- **Exercise**
Every record below, from first to last: print it exactly as shown.

[Opening Material supplied section]

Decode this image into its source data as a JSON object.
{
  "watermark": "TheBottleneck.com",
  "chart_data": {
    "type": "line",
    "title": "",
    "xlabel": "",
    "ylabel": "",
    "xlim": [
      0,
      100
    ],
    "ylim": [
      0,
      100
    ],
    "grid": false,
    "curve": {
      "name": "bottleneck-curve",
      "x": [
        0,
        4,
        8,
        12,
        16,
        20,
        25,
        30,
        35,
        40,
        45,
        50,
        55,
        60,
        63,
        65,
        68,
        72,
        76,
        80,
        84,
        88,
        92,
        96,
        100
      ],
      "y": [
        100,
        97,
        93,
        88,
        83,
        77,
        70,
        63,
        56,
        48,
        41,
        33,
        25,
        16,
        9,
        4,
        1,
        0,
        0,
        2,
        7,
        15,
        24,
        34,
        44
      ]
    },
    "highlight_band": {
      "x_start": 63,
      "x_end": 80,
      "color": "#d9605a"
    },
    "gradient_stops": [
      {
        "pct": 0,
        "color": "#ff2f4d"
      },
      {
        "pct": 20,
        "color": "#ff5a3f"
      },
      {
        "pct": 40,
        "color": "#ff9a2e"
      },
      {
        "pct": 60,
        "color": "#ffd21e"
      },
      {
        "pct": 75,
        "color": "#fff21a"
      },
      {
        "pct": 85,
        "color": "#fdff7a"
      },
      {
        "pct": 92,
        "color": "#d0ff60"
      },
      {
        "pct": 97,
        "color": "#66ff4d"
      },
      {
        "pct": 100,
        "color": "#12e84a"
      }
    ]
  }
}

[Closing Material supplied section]

- **Answer to this task**
Decode this image into its source data as a JSON object.
{
  "watermark": "TheBottleneck.com",
  "chart_data": {
    "type": "line",
    "title": "",
    "xlabel": "",
    "ylabel": "",
    "xlim": [
      0,
      100
    ],
    "ylim": [
      0,
      100
    ],
    "grid": false,
    "curve": {
      "name": "bottleneck-curve",
      "x": [
        0,
        4,
        8,
        12,
        16,
        20,
        25,
        30,
        35,
        40,
        45,
        50,
        55,
        60,
        63,
        65,
        68,
        72,
        76,
        80,
        84,
        88,
        92,
        96,
        100
      ],
      "y": [
        100,
        97,
        93,
        88,
        83,
        77,
        70,
        63,
        56,
        48,
        41,
        33,
        25,
        16,
        9,
        4,
        1,
        0,
        0,
        2,
        7,
        15,
        24,
        34,
        44
      ]
    },
    "highlight_band": {
      "x_start": 63,
      "x_end": 80,
      "color": "#d9605a"
    },
    "gradient_stops": [
      {
        "pct": 0,
        "color": "#ff2f4d"
      },
      {
        "pct": 20,
        "color": "#ff5a3f"
      },
      {
        "pct": 40,
        "color": "#ff9a2e"
      },
      {
        "pct": 60,
        "color": "#ffd21e"
      },
      {
        "pct": 75,
        "color": "#fff21a"
      },
      {
        "pct": 85,
        "color": "#fdff7a"
      },
      {
        "pct": 92,
        "color": "#d0ff60"
      },
      {
        "pct": 97,
        "color": "#66ff4d"
      },
      {
        "pct": 100,
        "color": "#12e84a"
      }
    ]
  }
}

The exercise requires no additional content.